Building a culture of belonging is key to keeping diverse girls in STEM pipeline
For the past two decades, advocates have focused on creating a more diverse workforce by engaging more girls and Black and brown youth in science, technology, engineering and math, or STEM, education programs. On the surface, this strategy makes sense — if more girls and Black and brown youth enter the education-to- career pipeline, the workforce in these fields should eventually mirror our diverse society.
Yet, after decades of work to improve representation in STEM careers, the results are still dismal. Black women still only hold 1.8% of STEM jobs in the United States; Latina women hold only 2.4%; and Indigenous women still only hold 0.1%. We have to stop and ask ourselves why.
The simple answer is that we are trying to solve the wrong problem. We focus too often on how many Black and brown youth can be pushed into the STEM pipeline without stopping to deeply assess the pipeline itself, which is riddled with leaks that cause young people to fall out and not persist into STEM careers.
At Techbridge Girls, a national nonprofit improving STEM education for Black and brown girls for over 20 years, we have seen this play out firsthand. Our experience working with girls in after-school programs taught us that we needed to change how we’re approaching the problem. So, we stopped focusing on the number of Black and brown girls entering these programs and started homing in on the experiences they are having along their journeys. And we started asking ourselves questions. What if we redefined what quality STEM education looks like? What if we acknowledged how standard STEM education is grounded in a white male-dominated culture that Black and brown girls will never fit into? What if we changed how we assess whether programs are successful — evaluating girls’ experiences within a program the same way we do representation data? What if tech sector executives and corporate boards held themselves as accountable for creating a culture of belonging as they are for their company’s financial health?
Asking questions like these helped us develop solutions that we believe can move the needle on diversity in STEM broadly. The solutions start with creating a sense of belonging. It doesn’t work to expect Black and brown girls to simply “fit in” and mold to existing environments that weren’t designed for them — they need to feel seen and valued.
A “sense of belonging” refers to a student’s feelings of acceptance, importance, value and comfort to be oneself in the classroom and the workplace. Research shows that Black and brown women in STEM report feeling a sense of belonging less frequently than any other demographic group — less than white men, white women, and men of color — and that the extent to which this group struggles with belonging can be overlooked when race, gender and economic status are not considered together.
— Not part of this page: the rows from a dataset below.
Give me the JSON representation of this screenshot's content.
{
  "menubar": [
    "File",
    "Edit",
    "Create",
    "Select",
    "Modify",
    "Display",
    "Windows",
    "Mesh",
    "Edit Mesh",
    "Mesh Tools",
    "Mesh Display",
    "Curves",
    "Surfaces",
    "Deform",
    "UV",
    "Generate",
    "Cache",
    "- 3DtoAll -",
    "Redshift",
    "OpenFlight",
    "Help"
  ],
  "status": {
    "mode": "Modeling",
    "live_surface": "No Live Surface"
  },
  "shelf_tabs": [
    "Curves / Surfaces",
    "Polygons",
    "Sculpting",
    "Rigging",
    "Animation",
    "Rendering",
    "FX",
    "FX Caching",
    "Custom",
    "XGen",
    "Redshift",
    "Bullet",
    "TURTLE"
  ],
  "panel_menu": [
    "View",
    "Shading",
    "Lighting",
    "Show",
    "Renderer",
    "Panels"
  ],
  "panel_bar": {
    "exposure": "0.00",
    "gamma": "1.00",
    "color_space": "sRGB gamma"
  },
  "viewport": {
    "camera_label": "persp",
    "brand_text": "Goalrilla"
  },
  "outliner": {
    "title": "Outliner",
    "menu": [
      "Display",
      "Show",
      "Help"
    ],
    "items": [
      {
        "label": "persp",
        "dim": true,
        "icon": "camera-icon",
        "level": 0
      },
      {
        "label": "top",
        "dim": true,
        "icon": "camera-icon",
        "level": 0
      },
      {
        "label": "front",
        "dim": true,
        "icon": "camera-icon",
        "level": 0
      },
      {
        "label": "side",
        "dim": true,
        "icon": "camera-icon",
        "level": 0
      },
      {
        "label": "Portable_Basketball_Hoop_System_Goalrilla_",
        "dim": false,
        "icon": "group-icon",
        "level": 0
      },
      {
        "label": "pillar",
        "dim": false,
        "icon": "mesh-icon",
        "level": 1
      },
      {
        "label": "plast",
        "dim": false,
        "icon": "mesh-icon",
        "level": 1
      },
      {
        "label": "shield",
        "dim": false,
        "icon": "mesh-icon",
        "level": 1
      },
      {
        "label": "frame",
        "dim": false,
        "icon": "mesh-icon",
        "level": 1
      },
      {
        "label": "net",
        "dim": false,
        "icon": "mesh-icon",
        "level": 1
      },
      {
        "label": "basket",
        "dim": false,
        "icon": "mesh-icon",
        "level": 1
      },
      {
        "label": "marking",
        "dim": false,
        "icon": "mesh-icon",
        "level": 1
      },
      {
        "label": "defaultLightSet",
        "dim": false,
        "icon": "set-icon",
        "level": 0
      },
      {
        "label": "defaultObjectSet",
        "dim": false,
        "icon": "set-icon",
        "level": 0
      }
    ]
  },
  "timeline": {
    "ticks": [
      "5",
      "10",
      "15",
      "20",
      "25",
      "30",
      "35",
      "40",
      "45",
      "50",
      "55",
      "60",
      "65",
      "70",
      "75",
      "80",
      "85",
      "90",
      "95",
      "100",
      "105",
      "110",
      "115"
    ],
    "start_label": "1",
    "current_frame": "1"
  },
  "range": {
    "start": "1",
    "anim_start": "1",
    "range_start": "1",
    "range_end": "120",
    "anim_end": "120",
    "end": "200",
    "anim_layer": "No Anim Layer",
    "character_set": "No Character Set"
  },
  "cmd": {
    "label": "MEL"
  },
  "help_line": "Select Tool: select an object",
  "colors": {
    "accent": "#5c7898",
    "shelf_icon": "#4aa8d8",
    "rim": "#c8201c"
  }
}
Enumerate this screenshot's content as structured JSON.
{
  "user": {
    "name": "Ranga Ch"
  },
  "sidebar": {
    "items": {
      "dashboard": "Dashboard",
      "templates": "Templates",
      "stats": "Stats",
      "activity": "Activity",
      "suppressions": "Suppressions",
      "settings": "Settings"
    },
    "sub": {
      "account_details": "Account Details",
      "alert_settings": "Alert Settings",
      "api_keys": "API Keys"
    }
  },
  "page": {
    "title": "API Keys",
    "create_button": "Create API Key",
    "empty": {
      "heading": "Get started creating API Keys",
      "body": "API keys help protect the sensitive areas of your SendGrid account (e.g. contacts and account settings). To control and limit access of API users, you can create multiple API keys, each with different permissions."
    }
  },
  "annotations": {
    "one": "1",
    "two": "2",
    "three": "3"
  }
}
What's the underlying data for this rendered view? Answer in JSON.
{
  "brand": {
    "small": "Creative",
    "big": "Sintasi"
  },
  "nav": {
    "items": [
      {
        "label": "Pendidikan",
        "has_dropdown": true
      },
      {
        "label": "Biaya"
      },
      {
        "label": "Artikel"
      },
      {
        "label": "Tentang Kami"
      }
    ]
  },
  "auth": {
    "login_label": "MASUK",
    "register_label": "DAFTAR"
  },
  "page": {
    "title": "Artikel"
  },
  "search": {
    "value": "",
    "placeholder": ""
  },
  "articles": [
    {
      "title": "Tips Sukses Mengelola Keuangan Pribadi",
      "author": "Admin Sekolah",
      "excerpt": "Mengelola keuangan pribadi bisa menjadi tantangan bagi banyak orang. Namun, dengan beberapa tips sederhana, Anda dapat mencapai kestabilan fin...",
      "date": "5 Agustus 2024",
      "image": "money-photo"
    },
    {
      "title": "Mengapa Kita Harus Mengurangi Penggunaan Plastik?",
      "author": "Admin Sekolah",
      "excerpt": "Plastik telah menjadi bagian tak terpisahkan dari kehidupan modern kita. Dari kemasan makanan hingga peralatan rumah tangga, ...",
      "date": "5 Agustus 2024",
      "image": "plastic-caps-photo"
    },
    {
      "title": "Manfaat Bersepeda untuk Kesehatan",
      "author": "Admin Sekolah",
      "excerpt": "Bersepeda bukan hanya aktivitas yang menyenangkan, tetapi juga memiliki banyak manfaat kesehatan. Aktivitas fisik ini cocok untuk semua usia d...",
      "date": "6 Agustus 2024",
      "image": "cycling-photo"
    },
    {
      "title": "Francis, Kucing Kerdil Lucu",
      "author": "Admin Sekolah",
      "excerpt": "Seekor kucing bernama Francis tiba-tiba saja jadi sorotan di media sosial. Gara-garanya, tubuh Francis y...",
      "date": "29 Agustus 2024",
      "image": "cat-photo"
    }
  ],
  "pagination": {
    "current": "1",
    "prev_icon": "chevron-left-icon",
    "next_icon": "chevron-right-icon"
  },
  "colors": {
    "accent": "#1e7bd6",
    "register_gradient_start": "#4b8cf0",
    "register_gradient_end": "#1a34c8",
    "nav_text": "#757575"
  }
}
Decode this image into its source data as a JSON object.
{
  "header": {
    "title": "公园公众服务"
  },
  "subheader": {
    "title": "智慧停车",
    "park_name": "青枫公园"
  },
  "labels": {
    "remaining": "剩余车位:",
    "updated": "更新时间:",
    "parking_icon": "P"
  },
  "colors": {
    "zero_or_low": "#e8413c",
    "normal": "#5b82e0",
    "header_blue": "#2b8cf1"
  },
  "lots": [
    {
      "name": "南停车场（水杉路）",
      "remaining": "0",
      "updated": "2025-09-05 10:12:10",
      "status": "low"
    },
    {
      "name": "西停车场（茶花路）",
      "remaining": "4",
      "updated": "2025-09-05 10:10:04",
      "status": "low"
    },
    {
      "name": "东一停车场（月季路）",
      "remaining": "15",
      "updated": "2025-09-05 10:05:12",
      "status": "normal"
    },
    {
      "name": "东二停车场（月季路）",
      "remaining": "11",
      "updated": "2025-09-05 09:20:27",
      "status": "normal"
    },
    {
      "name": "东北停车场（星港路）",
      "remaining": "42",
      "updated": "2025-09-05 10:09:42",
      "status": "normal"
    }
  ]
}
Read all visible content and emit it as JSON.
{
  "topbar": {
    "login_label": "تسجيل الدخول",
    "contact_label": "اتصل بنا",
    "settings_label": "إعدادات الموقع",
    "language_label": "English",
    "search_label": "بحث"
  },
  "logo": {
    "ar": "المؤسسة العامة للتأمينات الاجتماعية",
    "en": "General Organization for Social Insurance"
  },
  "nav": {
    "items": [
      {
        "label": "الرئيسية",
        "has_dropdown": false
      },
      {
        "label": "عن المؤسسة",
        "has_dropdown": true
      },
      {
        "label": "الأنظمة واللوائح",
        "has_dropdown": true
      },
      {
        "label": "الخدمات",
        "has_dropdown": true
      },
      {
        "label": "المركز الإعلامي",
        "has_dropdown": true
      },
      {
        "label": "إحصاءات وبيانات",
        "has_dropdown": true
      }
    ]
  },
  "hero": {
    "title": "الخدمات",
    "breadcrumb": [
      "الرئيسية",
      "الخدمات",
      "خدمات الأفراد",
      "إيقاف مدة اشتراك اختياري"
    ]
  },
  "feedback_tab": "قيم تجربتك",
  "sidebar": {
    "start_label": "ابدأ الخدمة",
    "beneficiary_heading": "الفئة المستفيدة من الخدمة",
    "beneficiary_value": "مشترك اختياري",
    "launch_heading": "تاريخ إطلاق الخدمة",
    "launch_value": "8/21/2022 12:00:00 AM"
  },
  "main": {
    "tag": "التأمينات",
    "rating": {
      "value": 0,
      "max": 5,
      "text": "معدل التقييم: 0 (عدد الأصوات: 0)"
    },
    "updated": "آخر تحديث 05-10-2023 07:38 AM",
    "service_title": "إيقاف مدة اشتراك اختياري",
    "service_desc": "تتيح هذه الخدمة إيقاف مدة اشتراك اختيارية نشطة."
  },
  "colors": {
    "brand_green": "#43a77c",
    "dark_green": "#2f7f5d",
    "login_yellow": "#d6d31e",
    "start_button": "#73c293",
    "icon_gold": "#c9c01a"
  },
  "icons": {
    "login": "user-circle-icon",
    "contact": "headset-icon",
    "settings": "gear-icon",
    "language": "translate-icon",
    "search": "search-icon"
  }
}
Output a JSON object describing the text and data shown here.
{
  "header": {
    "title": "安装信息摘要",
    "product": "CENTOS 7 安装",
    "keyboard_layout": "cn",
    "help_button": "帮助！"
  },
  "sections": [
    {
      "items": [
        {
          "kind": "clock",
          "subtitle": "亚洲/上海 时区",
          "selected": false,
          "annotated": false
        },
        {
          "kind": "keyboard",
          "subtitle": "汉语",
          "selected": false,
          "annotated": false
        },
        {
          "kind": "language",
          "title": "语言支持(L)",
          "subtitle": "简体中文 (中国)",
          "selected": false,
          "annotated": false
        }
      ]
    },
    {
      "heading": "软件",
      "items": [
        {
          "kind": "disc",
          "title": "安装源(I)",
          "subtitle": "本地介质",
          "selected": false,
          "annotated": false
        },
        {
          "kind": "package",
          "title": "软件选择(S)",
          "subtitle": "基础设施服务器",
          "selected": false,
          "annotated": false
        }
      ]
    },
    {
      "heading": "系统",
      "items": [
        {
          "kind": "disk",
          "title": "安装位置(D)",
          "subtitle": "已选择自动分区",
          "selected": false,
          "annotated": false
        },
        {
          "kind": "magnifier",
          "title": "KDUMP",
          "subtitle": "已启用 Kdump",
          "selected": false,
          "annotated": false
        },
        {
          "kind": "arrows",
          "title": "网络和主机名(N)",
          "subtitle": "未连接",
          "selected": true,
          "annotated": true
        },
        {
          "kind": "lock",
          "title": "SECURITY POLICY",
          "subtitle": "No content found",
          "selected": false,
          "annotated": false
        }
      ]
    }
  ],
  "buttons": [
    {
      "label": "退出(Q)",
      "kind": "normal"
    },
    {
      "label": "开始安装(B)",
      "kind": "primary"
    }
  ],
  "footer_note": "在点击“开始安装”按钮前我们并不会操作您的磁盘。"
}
Educators and school administrators can better support Black and brown girls by creating communities that allow and encourage them to feel comfortable, welcomed and supported in the classroom. The types of classroom environments that foster a sense of belonging are affirmative, adaptive and supportive of all girls — where educators are good listeners; where they are supportive of girls through the ups and downs of their STEM education journey; where they adopt and implement culturally relevant curricula; and where they provide programs that are accessible, affordable and within girls’ own communities.
If STEM advocates and educators can craft environments that center belonging — the changes can set Black and brown girls up for success and break the cycles of poverty that have a grip on too many of our girls’ communities. Demand for STEM jobs is projected to grow 11% from 2020 to 2030, and 40% of all employment revolves around innovation industries including clean energy, information technology, defense, and advanced manufacturing. These are rewarding, high-paying careers that can change the trajectory of girls’ lives, while also tackling the most pressing challenges of our time.
The STEM field also desperately needs Black and brown girls to bring their creativity, innovation and diverse perspectives to the solutions that impact us all — making the technology we use, the health care we receive and the infrastructure we depend on better and more equitable. That’s especially true with Black, Indigenous, and Latina girls. Whether it’s climate change or income inequality, it’s clear that Black, Indigenous, and Latino communities — particularly women — face the brunt of the impact. If the STEM field leaves 50% of the population out of solutions, then we will never reach our greatest potential and realize our global leadership as a nation.
We have a long way to go to ensure that STEM education programs are meeting girls’ needs so they can thrive and persist into STEM careers, but we are starting to crack the code of what they need to get there. The rest of the STEM ecosystem needs to catch up.This article originally appeared in EdSource.
Enjoy reading ASBMB Today?
Become a member to receive the print edition monthly and the digital edition weekly.Learn more
from the ASBMB career center
Get the latest from ASBMB Today
Enter your email address, and we’ll send you a weekly email with recent articles, interviews and more.
An assistant professor and group leader explains how being diagnosed with autism in her early 40s changed her approach to being a scientist.